An example of a small migration:

- def main(request):
+ def main():

- ## Function
+ ## Service

- This operates as a Cloud Function that is triggered from a Cloud Schedule.
+ This operates as a Cloud Run service that is triggered from a Cloud Schedule.


- deploy: ensure-environment envvars-exist lint deploy-function record-deploy
+ deploy: ensure-environment envvars-exist lint deploy-service record-deploy


+ FROM python:3.10-slim
+ COPY . ./
+ RUN pip install --no-cache-dir -r requirements.txt
+ CMD exec gunicorn --bind :$PORT --workers 1 --threads 8 --timeout 0 main:app


As we neared completion, we would run the following to take a look at what remained each day and confirm we really did complete everything. As we have previously posted, we utilize Continuous Deployment (CD) for a lot of our services on a self-hosted platform. Auditing became important to make sure that all of our triggers in CD were working as expected.

Auditing script:

PROJECTS=$(gcloud projects list --format="value(projectId)" --quiet)

# Iterate through each project
    # List all Cloud Functions in the current project, using the --project flag
    # Redirect standard error to /dev/null to hide errors
    FUNCTIONS=$(gcloud functions list --project $PROJECT --format="table[box](name, status, trigger)" --quiet 2>/dev/null)

    # Check if the output is non-empty
    if [ -n "$FUNCTIONS" ]; then
        echo "Cloud Functions in project: $PROJECT"
        echo "$FUNCTIONS"

Our journey to Cloud Run may not make sense for all cases and all teams. But we thought that by sharing some of the pitfalls of FaaS platforms and, more specifically, a way out of them (and that it is possible!), we could help others to head down this path as appropriate.

With Cloud Run (and similarly, AWS Fargate), there are still various “fun” issues. Similar to the tradeoffs above, maybe there should be a similar disclaimer to these services.

Building great internal tools, libraries, and Infrastructure components is what makes software engineering challenging in the modern age of Public Cloud. Having the access and ability to nearly instantaneously come up with an idea, write a service, and deploy it before your 3rd coffee is pretty amazing - no capacity planning needed, just a credit card.
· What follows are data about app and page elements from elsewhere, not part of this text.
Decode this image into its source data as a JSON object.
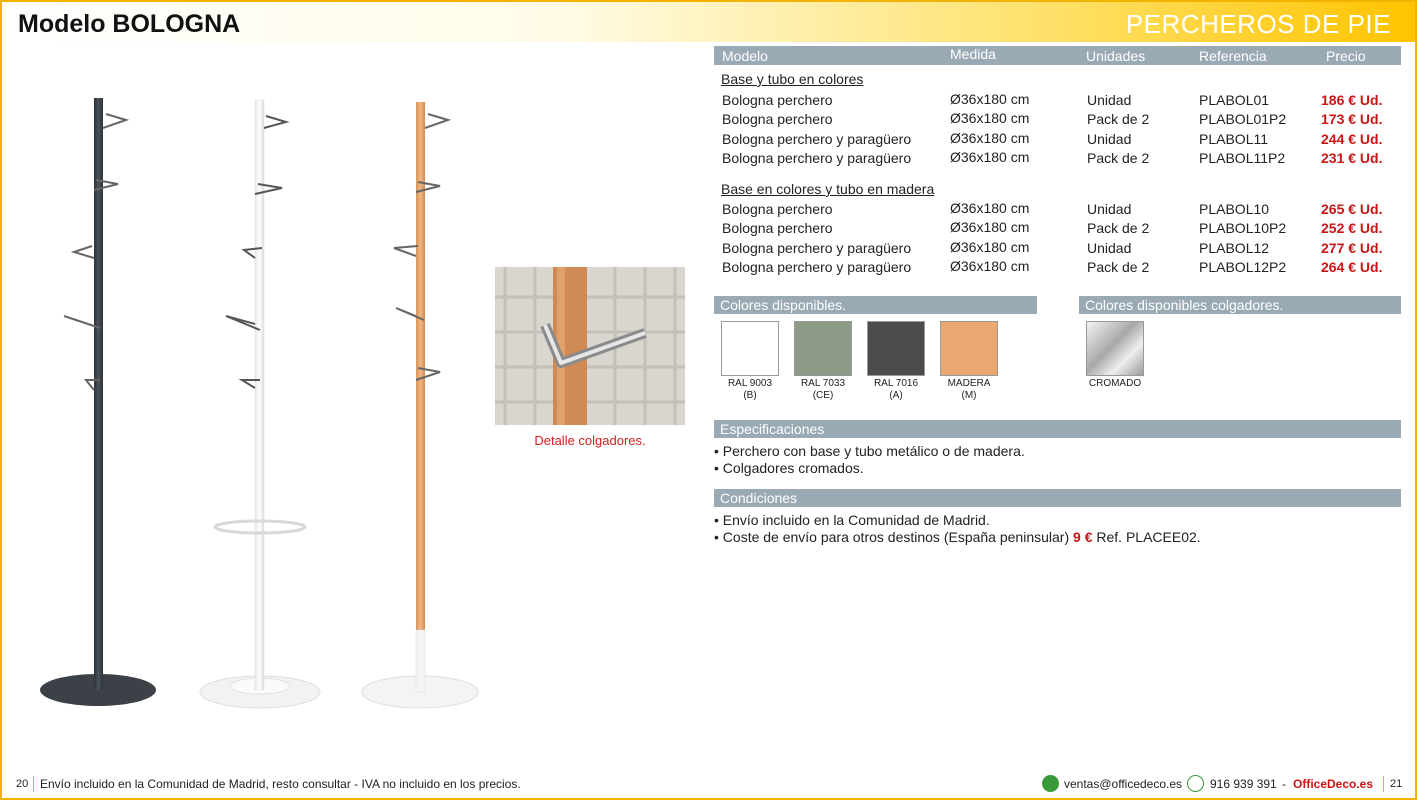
{
  "header": {
    "model": "Modelo BOLOGNA",
    "section": "PERCHEROS DE PIE"
  },
  "detail_caption": "Detalle colgadores.",
  "table": {
    "columns": [
      "Modelo",
      "Medida",
      "Unidades",
      "Referencia",
      "Precio"
    ],
    "groups": [
      {
        "title": "Base y tubo en colores",
        "rows": [
          {
            "modelo": "Bologna perchero",
            "medida": "Ø36x180 cm",
            "unidades": "Unidad",
            "referencia": "PLABOL01",
            "precio": "186 € Ud."
          },
          {
            "modelo": "Bologna perchero",
            "medida": "Ø36x180 cm",
            "unidades": "Pack de 2",
            "referencia": "PLABOL01P2",
            "precio": "173 € Ud."
          },
          {
            "modelo": "Bologna perchero y paragüero",
            "medida": "Ø36x180 cm",
            "unidades": "Unidad",
            "referencia": "PLABOL11",
            "precio": "244 € Ud."
          },
          {
            "modelo": "Bologna perchero y paragüero",
            "medida": "Ø36x180 cm",
            "unidades": "Pack de 2",
            "referencia": "PLABOL11P2",
            "precio": "231 € Ud."
          }
        ]
      },
      {
        "title": "Base en colores y tubo en madera",
        "rows": [
          {
            "modelo": "Bologna perchero",
            "medida": "Ø36x180 cm",
            "unidades": "Unidad",
            "referencia": "PLABOL10",
            "precio": "265 € Ud."
          },
          {
            "modelo": "Bologna perchero",
            "medida": "Ø36x180 cm",
            "unidades": "Pack de 2",
            "referencia": "PLABOL10P2",
            "precio": "252 € Ud."
          },
          {
            "modelo": "Bologna perchero y paragüero",
            "medida": "Ø36x180 cm",
            "unidades": "Unidad",
            "referencia": "PLABOL12",
            "precio": "277 € Ud."
          },
          {
            "modelo": "Bologna perchero y paragüero",
            "medida": "Ø36x180 cm",
            "unidades": "Pack de 2",
            "referencia": "PLABOL12P2",
            "precio": "264 € Ud."
          }
        ]
      }
    ]
  },
  "colors": {
    "title": "Colores disponibles.",
    "items": [
      {
        "name": "RAL 9003",
        "code": "(B)",
        "color": "#ffffff"
      },
      {
        "name": "RAL 7033",
        "code": "(CE)",
        "color": "#8c9a86"
      },
      {
        "name": "RAL 7016",
        "code": "(A)",
        "color": "#4a4c4e"
      },
      {
        "name": "MADERA",
        "code": "(M)",
        "color": "#e8a870"
      }
    ]
  },
  "hanger_colors": {
    "title": "Colores disponibles colgadores.",
    "items": [
      {
        "name": "CROMADO",
        "color": "#c8c8c8"
      }
    ]
  },
  "specs": {
    "title": "Especificaciones",
    "items": [
      "Perchero con base y tubo metálico o de madera.",
      "Colgadores cromados."
    ]
  },
  "conditions": {
    "title": "Condiciones",
    "item1": "Envío incluido en la Comunidad de Madrid.",
    "item2_pre": "Coste de envío para otros destinos (España peninsular)",
    "item2_price": "9 €",
    "item2_post": "Ref. PLACEE02."
  },
  "footer": {
    "page_left": "20",
    "note": "Envío incluido en la Comunidad de Madrid, resto consultar - IVA no incluido en los precios.",
    "email": "ventas@officedeco.es",
    "phone": "916 939 391",
    "dash": "-",
    "brand": "OfficeDeco.es",
    "page_right": "21"
  }
}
If migrations like this, and building the best technology to advance secure and novel crypto participation is interesting to you - reach out to us at